**What you will do**
Exact copies of all the records are to be output.
[Exercise data — start]
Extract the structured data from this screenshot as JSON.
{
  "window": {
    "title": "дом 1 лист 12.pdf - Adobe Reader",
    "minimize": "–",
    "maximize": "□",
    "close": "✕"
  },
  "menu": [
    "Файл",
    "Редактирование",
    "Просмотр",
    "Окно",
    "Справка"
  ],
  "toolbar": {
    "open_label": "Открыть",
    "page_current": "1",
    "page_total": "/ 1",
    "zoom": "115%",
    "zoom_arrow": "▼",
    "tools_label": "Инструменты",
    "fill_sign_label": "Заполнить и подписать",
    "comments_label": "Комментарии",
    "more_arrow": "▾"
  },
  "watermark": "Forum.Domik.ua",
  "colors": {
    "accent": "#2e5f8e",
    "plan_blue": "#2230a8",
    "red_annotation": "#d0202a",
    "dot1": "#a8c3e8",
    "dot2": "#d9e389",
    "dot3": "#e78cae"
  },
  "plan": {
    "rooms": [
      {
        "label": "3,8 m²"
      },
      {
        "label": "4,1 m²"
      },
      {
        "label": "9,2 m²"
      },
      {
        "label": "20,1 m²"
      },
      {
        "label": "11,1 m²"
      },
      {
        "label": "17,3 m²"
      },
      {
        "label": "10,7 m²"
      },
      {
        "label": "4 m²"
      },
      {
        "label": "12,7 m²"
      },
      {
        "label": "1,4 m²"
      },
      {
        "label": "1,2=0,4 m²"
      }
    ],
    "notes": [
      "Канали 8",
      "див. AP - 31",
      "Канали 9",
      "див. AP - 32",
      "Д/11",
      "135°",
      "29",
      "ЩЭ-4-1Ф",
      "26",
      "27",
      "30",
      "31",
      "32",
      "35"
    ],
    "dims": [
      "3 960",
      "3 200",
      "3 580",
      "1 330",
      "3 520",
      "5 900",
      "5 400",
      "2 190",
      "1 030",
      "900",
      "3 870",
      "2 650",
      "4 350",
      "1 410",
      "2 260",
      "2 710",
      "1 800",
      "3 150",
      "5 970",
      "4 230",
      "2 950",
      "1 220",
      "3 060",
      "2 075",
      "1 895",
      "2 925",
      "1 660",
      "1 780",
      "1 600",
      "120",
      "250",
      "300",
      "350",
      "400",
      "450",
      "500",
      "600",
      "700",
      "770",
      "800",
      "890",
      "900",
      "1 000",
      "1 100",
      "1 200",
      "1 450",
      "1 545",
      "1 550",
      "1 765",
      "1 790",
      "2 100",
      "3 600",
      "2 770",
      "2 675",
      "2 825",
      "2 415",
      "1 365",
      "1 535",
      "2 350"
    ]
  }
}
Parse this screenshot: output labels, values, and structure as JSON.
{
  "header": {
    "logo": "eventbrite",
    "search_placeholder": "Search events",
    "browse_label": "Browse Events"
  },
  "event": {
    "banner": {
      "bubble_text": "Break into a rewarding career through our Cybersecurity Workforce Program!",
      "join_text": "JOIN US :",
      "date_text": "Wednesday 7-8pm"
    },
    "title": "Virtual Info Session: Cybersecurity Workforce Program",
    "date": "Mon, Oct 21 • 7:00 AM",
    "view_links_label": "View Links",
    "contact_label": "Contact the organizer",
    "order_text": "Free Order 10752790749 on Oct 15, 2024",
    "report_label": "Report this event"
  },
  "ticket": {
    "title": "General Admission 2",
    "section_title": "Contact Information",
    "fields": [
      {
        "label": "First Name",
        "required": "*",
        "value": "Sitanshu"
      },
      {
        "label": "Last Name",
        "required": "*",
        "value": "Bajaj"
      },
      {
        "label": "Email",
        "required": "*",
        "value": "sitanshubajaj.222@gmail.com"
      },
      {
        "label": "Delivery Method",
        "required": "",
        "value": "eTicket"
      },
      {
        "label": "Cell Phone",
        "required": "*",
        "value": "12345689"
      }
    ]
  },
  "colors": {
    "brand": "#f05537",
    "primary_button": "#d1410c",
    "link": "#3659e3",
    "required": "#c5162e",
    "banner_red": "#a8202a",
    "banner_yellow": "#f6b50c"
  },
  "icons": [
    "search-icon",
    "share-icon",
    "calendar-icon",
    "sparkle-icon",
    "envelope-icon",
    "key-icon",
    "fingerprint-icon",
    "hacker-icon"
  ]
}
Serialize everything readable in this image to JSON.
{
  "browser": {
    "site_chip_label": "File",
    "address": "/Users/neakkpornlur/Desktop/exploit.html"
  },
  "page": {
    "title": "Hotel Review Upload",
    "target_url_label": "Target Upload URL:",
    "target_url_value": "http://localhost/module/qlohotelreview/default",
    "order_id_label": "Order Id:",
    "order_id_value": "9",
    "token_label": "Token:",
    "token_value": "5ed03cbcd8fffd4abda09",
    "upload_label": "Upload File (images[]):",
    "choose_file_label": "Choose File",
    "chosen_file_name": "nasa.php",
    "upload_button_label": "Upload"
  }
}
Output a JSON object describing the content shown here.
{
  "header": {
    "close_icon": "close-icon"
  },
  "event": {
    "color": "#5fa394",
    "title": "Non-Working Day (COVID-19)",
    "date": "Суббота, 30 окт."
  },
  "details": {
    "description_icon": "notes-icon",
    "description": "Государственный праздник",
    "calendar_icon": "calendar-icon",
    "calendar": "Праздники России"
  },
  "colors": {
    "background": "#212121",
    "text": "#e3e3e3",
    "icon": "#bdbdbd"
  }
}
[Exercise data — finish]
**Result below**
Extract the structured data from this screenshot as JSON.
{
  "window": {
    "title": "дом 1 лист 12.pdf - Adobe Reader",
    "minimize": "–",
    "maximize": "□",
    "close": "✕"
  },
  "menu": [
    "Файл",
    "Редактирование",
    "Просмотр",
    "Окно",
    "Справка"
  ],
  "toolbar": {
    "open_label": "Открыть",
    "page_current": "1",
    "page_total": "/ 1",
    "zoom": "115%",
    "zoom_arrow": "▼",
    "tools_label": "Инструменты",
    "fill_sign_label": "Заполнить и подписать",
    "comments_label": "Комментарии",
    "more_arrow": "▾"
  },
  "watermark": "Forum.Domik.ua",
  "colors": {
    "accent": "#2e5f8e",
    "plan_blue": "#2230a8",
    "red_annotation": "#d0202a",
    "dot1": "#a8c3e8",
    "dot2": "#d9e389",
    "dot3": "#e78cae"
  },
  "plan": {
    "rooms": [
      {
        "label": "3,8 m²"
      },
      {
        "label": "4,1 m²"
      },
      {
        "label": "9,2 m²"
      },
      {
        "label": "20,1 m²"
      },
      {
        "label": "11,1 m²"
      },
      {
        "label": "17,3 m²"
      },
      {
        "label": "10,7 m²"
      },
      {
        "label": "4 m²"
      },
      {
        "label": "12,7 m²"
      },
      {
        "label": "1,4 m²"
      },
      {
        "label": "1,2=0,4 m²"
      }
    ],
    "notes": [
      "Канали 8",
      "див. AP - 31",
      "Канали 9",
      "див. AP - 32",
      "Д/11",
      "135°",
      "29",
      "ЩЭ-4-1Ф",
      "26",
      "27",
      "30",
      "31",
      "32",
      "35"
    ],
    "dims": [
      "3 960",
      "3 200",
      "3 580",
      "1 330",
      "3 520",
      "5 900",
      "5 400",
      "2 190",
      "1 030",
      "900",
      "3 870",
      "2 650",
      "4 350",
      "1 410",
      "2 260",
      "2 710",
      "1 800",
      "3 150",
      "5 970",
      "4 230",
      "2 950",
      "1 220",
      "3 060",
      "2 075",
      "1 895",
      "2 925",
      "1 660",
      "1 780",
      "1 600",
      "120",
      "250",
      "300",
      "350",
      "400",
      "450",
      "500",
      "600",
      "700",
      "770",
      "800",
      "890",
      "900",
      "1 000",
      "1 100",
      "1 200",
      "1 450",
      "1 545",
      "1 550",
      "1 765",
      "1 790",
      "2 100",
      "3 600",
      "2 770",
      "2 675",
      "2 825",
      "2 415",
      "1 365",
      "1 535",
      "2 350"
    ]
  }
}
Parse this screenshot: output labels, values, and structure as JSON.
{
  "header": {
    "logo": "eventbrite",
    "search_placeholder": "Search events",
    "browse_label": "Browse Events"
  },
  "event": {
    "banner": {
      "bubble_text": "Break into a rewarding career through our Cybersecurity Workforce Program!",
      "join_text": "JOIN US :",
      "date_text": "Wednesday 7-8pm"
    },
    "title": "Virtual Info Session: Cybersecurity Workforce Program",
    "date": "Mon, Oct 21 • 7:00 AM",
    "view_links_label": "View Links",
    "contact_label": "Contact the organizer",
    "order_text": "Free Order 10752790749 on Oct 15, 2024",
    "report_label": "Report this event"
  },
  "ticket": {
    "title": "General Admission 2",
    "section_title": "Contact Information",
    "fields": [
      {
        "label": "First Name",
        "required": "*",
        "value": "Sitanshu"
      },
      {
        "label": "Last Name",
        "required": "*",
        "value": "Bajaj"
      },
      {
        "label": "Email",
        "required": "*",
        "value": "sitanshubajaj.222@gmail.com"
      },
      {
        "label": "Delivery Method",
        "required": "",
        "value": "eTicket"
      },
      {
        "label": "Cell Phone",
        "required": "*",
        "value": "12345689"
      }
    ]
  },
  "colors": {
    "brand": "#f05537",
    "primary_button": "#d1410c",
    "link": "#3659e3",
    "required": "#c5162e",
    "banner_red": "#a8202a",
    "banner_yellow": "#f6b50c"
  },
  "icons": [
    "search-icon",
    "share-icon",
    "calendar-icon",
    "sparkle-icon",
    "envelope-icon",
    "key-icon",
    "fingerprint-icon",
    "hacker-icon"
  ]
}
Serialize everything readable in this image to JSON.
{
  "browser": {
    "site_chip_label": "File",
    "address": "/Users/neakkpornlur/Desktop/exploit.html"
  },
  "page": {
    "title": "Hotel Review Upload",
    "target_url_label": "Target Upload URL:",
    "target_url_value": "http://localhost/module/qlohotelreview/default",
    "order_id_label": "Order Id:",
    "order_id_value": "9",
    "token_label": "Token:",
    "token_value": "5ed03cbcd8fffd4abda09",
    "upload_label": "Upload File (images[]):",
    "choose_file_label": "Choose File",
    "chosen_file_name": "nasa.php",
    "upload_button_label": "Upload"
  }
}
Output a JSON object describing the content shown here.
{
  "header": {
    "close_icon": "close-icon"
  },
  "event": {
    "color": "#5fa394",
    "title": "Non-Working Day (COVID-19)",
    "date": "Суббота, 30 окт."
  },
  "details": {
    "description_icon": "notes-icon",
    "description": "Государственный праздник",
    "calendar_icon": "calendar-icon",
    "calendar": "Праздники России"
  },
  "colors": {
    "background": "#212121",
    "text": "#e3e3e3",
    "icon": "#bdbdbd"
  }
}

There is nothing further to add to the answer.